  56. Walsh MR, Reznick DN (2009) Phenotypic diversification across an environmental gradient: a role for predators and resource availability on the evolution of life histories. Evolution 63(12):3201–3213. CrossRefPubMedGoogle Scholar
  57. Werner EE (1991) Nonlethal effects of a predator on competitive interactions between two anuran larvae. Ecology 72(5):1709–1720. CrossRefGoogle Scholar
  58. Werner EE, Gilliam JF, Hall DJ, Mittelbach GG (1983) An experimental test of the effects of predation risk on habitat use in fish. Ecology 64:1540–1548. CrossRefGoogle Scholar
  59. Yee DA, Kesavaraju B, Juliano SA (2007) Direct and indirect effects of animal detritus on growth, survival, and mass of invasive container mosquito Aedes albopictus (Diptera: Culicidae). J Med Entomol 44(4):580–588CrossRefPubMedPubMedCentralGoogle Scholar
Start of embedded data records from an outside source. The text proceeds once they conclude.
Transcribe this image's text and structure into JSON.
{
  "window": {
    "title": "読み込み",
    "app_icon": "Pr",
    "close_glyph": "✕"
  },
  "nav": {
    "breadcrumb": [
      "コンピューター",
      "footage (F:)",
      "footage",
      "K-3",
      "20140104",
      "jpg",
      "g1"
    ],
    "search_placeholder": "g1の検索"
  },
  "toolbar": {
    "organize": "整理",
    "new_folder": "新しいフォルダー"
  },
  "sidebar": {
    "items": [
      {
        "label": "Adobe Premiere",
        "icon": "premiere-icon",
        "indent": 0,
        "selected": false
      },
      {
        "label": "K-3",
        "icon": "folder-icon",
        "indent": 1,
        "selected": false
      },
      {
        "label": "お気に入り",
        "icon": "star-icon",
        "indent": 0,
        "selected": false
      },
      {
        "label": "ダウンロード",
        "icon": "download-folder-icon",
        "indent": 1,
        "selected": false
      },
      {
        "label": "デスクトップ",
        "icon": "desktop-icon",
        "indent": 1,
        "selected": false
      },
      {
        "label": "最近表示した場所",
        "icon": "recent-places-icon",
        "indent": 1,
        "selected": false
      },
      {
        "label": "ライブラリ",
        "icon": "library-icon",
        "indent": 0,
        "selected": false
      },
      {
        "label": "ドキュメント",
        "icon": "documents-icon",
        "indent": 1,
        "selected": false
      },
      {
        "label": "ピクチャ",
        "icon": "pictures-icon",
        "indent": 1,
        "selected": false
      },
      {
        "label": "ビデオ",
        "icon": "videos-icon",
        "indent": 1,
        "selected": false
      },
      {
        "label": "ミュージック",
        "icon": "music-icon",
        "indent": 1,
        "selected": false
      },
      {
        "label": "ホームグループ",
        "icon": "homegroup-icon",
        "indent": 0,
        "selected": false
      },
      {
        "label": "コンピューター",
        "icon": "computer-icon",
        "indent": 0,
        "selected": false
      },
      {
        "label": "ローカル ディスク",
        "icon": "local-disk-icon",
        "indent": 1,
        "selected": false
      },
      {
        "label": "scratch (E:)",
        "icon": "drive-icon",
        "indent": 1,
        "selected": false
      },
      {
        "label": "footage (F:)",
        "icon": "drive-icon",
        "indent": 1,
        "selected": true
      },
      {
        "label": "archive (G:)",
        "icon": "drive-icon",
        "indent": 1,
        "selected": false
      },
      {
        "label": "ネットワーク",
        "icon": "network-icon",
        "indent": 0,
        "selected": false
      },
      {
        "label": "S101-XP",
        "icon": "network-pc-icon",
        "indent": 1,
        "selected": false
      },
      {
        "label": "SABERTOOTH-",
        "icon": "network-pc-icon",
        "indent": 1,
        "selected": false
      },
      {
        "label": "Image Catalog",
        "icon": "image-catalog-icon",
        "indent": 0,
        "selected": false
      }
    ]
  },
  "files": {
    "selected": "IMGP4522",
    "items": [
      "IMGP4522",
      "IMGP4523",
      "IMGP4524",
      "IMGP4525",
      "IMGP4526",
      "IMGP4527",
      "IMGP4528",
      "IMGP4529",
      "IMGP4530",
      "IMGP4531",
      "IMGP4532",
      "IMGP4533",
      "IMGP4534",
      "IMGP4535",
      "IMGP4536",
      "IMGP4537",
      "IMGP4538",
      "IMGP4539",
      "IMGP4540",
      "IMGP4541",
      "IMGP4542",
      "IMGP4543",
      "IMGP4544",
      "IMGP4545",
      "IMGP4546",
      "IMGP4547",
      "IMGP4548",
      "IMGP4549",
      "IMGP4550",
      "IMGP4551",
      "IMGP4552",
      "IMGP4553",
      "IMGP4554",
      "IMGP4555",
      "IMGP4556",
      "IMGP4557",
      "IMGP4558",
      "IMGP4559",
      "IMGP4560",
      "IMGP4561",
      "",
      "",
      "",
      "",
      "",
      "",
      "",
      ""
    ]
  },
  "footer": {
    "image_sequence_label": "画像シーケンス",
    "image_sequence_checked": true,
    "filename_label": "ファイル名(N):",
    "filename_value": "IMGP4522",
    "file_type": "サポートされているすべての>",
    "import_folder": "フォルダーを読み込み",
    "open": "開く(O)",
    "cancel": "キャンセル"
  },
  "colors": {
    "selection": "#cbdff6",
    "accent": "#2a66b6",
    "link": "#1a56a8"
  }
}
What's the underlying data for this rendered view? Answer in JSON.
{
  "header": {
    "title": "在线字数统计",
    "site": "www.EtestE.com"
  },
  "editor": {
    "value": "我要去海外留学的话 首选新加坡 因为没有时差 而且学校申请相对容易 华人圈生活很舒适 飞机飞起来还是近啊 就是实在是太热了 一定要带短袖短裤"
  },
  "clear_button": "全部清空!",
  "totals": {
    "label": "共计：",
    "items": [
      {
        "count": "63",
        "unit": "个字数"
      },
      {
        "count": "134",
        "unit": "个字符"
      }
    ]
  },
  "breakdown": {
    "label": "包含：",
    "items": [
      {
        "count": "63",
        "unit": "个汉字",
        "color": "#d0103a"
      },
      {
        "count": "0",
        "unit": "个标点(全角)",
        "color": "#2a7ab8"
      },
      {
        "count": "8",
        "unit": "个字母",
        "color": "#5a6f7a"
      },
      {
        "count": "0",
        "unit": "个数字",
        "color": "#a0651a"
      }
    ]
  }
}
Copyright information

© Springer-Verlag GmbH Germany, part of Springer Nature 2018

Authors and Affiliations

  1. 1.Department of Entomology and Nematology, Florida Medical Entomology LaboratoryUniversity of Florida, IFASVero BeachUSA

Personalised recommendations